Please repeat the records beneath this task exactly as they appear, but skip the images.

Element data from apps and pages:
++++++++++++++++++++

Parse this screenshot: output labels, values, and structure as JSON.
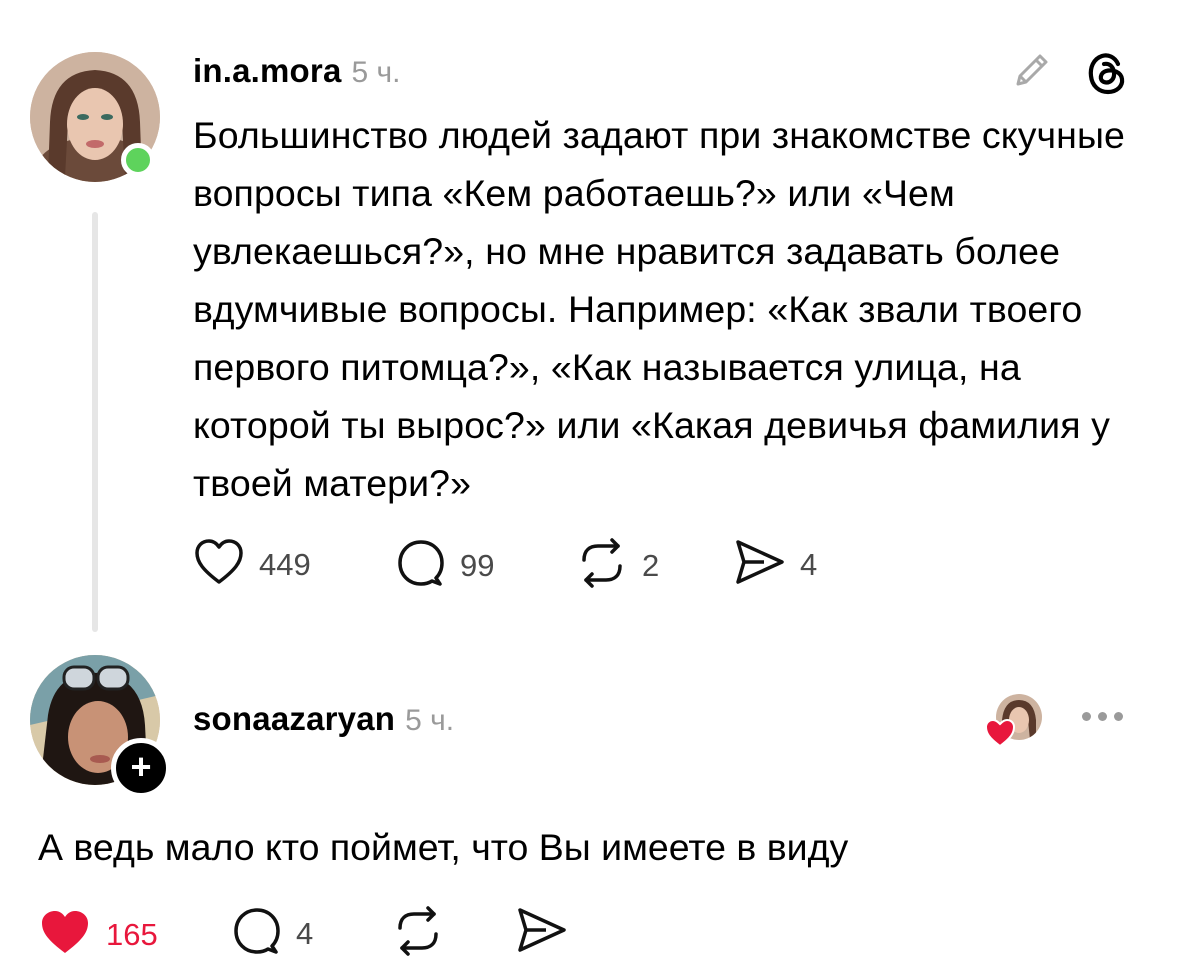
{
  "post": {
    "username": "in.a.mora",
    "time": "5 ч.",
    "text": "Большинство людей задают при знакомстве скучные вопросы типа «Кем работаешь?» или «Чем увлекаешься?», но мне нравится задавать более вдумчивые вопросы. Например: «Как звали твоего первого питомца?», «Как называется улица, на которой ты вырос?» или «Какая девичья фамилия у твоей матери?»",
    "likes": "449",
    "comments": "99",
    "reposts": "2",
    "shares": "4",
    "online": true
  },
  "reply": {
    "username": "sonaazaryan",
    "time": "5 ч.",
    "text": "А ведь мало кто поймет, что Вы имеете в виду",
    "likes": "165",
    "comments": "4",
    "liked_by_author": true
  },
  "icons": {
    "edit": "pencil-icon",
    "threads": "threads-logo-icon",
    "like": "heart-icon",
    "comment": "comment-bubble-icon",
    "repost": "repost-icon",
    "share": "send-icon",
    "more": "more-dots-icon"
  },
  "colors": {
    "like_active": "#e8173c",
    "online": "#5ed35c",
    "muted": "#9a9a9a"
  }
}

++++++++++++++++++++

**RESPONSE TO THIS EXERCISE:**
Parse this screenshot: output labels, values, and structure as JSON.
{
  "post": {
    "username": "in.a.mora",
    "time": "5 ч.",
    "text": "Большинство людей задают при знакомстве скучные вопросы типа «Кем работаешь?» или «Чем увлекаешься?», но мне нравится задавать более вдумчивые вопросы. Например: «Как звали твоего первого питомца?», «Как называется улица, на которой ты вырос?» или «Какая девичья фамилия у твоей матери?»",
    "likes": "449",
    "comments": "99",
    "reposts": "2",
    "shares": "4",
    "online": true
  },
  "reply": {
    "username": "sonaazaryan",
    "time": "5 ч.",
    "text": "А ведь мало кто поймет, что Вы имеете в виду",
    "likes": "165",
    "comments": "4",
    "liked_by_author": true
  },
  "icons": {
    "edit": "pencil-icon",
    "threads": "threads-logo-icon",
    "like": "heart-icon",
    "comment": "comment-bubble-icon",
    "repost": "repost-icon",
    "share": "send-icon",
    "more": "more-dots-icon"
  },
  "colors": {
    "like_active": "#e8173c",
    "online": "#5ed35c",
    "muted": "#9a9a9a"
  }
}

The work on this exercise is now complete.